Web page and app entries
###

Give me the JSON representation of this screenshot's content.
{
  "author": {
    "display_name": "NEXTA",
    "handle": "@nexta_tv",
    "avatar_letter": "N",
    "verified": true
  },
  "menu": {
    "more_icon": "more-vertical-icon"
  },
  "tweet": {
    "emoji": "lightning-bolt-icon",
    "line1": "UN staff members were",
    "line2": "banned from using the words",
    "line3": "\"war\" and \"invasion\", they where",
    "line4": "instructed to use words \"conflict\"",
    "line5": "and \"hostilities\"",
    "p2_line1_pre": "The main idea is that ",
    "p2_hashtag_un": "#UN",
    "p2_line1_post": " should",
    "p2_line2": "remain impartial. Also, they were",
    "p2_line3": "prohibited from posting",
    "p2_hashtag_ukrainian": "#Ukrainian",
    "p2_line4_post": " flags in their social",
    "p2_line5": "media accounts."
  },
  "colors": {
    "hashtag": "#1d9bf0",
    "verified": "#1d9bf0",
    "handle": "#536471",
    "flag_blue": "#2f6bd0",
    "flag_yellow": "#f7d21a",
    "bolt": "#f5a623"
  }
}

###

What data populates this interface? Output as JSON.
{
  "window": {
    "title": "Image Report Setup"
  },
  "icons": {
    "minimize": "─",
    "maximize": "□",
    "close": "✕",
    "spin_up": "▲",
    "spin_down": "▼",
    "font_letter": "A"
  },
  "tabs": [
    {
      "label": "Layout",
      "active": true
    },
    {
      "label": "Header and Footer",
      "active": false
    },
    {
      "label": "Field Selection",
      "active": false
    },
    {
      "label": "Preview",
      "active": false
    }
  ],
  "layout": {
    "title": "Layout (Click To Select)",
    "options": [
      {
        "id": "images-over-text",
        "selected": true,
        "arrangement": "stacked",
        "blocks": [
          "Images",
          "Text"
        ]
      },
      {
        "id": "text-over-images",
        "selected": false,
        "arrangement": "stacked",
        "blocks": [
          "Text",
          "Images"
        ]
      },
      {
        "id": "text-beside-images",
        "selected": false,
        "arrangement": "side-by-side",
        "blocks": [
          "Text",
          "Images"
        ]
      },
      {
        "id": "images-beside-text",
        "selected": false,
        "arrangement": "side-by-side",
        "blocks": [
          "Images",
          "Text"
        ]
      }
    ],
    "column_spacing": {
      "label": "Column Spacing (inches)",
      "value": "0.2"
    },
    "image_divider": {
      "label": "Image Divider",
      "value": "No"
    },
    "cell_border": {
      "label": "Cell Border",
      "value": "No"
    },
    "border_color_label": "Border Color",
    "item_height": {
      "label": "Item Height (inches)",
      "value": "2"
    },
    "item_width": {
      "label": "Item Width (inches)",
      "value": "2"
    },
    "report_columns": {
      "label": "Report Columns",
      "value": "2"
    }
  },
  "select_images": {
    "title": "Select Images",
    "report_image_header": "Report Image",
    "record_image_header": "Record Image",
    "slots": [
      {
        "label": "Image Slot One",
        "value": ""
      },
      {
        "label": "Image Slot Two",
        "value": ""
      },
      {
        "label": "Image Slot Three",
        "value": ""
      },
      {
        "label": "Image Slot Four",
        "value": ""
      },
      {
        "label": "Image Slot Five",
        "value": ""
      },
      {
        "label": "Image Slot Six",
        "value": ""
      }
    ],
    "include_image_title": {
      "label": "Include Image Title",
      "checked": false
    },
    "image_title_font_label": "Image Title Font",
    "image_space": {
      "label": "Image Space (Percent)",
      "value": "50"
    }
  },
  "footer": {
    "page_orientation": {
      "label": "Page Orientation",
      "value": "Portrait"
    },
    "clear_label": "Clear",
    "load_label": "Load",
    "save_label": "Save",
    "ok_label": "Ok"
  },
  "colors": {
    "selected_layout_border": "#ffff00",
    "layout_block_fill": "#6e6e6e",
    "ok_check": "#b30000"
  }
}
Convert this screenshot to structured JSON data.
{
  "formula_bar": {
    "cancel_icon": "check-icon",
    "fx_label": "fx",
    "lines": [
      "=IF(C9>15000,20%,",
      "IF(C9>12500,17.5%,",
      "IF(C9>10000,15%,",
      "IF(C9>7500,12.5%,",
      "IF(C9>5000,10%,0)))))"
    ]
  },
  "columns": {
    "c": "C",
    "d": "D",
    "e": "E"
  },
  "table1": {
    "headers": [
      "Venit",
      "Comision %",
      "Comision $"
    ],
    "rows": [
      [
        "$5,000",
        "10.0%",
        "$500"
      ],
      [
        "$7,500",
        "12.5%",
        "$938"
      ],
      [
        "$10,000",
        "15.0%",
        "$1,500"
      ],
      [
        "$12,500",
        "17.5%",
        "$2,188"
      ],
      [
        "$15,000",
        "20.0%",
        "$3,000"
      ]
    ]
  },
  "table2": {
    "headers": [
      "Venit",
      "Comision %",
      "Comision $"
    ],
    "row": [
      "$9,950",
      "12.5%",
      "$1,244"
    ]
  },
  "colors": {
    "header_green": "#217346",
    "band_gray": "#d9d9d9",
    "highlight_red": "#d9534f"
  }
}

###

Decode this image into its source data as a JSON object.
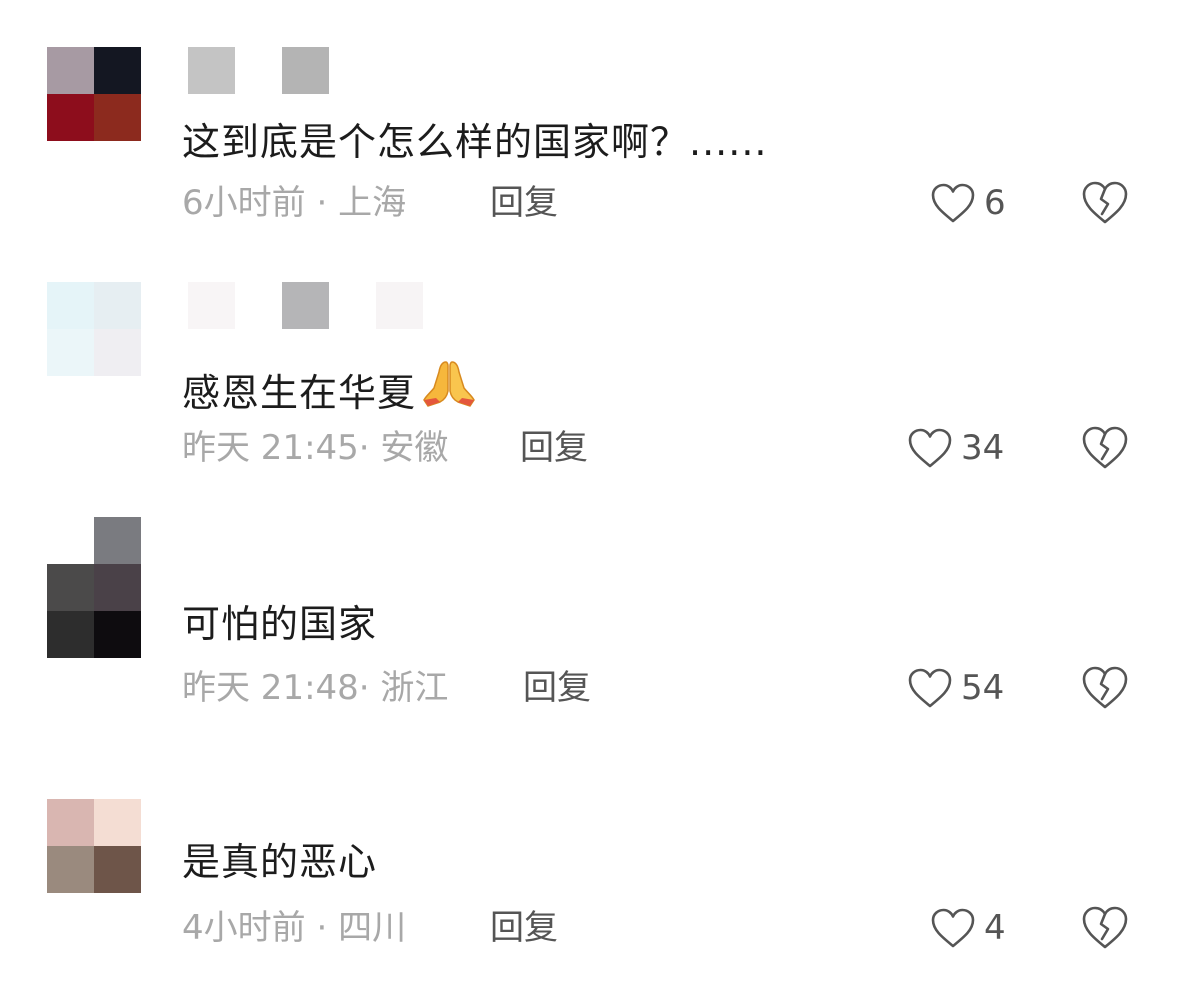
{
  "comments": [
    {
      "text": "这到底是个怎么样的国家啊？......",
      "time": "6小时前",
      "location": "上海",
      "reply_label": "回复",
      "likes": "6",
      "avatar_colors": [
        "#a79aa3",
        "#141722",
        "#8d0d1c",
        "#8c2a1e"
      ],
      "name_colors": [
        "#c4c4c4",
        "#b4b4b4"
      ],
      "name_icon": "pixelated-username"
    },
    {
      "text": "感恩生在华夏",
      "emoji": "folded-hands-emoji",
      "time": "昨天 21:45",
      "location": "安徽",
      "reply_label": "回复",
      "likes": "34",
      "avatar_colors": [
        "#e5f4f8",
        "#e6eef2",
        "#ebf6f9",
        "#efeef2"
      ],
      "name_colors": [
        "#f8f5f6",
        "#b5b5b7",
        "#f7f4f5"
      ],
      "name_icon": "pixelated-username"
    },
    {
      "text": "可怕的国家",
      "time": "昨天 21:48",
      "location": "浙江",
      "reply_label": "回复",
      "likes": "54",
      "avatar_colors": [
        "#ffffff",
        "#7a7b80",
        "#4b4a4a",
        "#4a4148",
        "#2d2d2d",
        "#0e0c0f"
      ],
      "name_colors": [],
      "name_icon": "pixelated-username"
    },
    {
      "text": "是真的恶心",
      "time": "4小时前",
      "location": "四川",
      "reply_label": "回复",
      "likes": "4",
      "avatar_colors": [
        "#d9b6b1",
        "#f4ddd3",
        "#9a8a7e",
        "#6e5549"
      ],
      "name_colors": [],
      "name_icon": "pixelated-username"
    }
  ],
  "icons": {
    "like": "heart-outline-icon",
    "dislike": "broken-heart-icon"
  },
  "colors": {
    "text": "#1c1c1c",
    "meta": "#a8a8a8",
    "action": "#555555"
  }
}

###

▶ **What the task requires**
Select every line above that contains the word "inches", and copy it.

▶ **Your response**
      "label": "Column Spacing (inches)",
      "label": "Item Height (inches)",
      "label": "Item Width (inches)",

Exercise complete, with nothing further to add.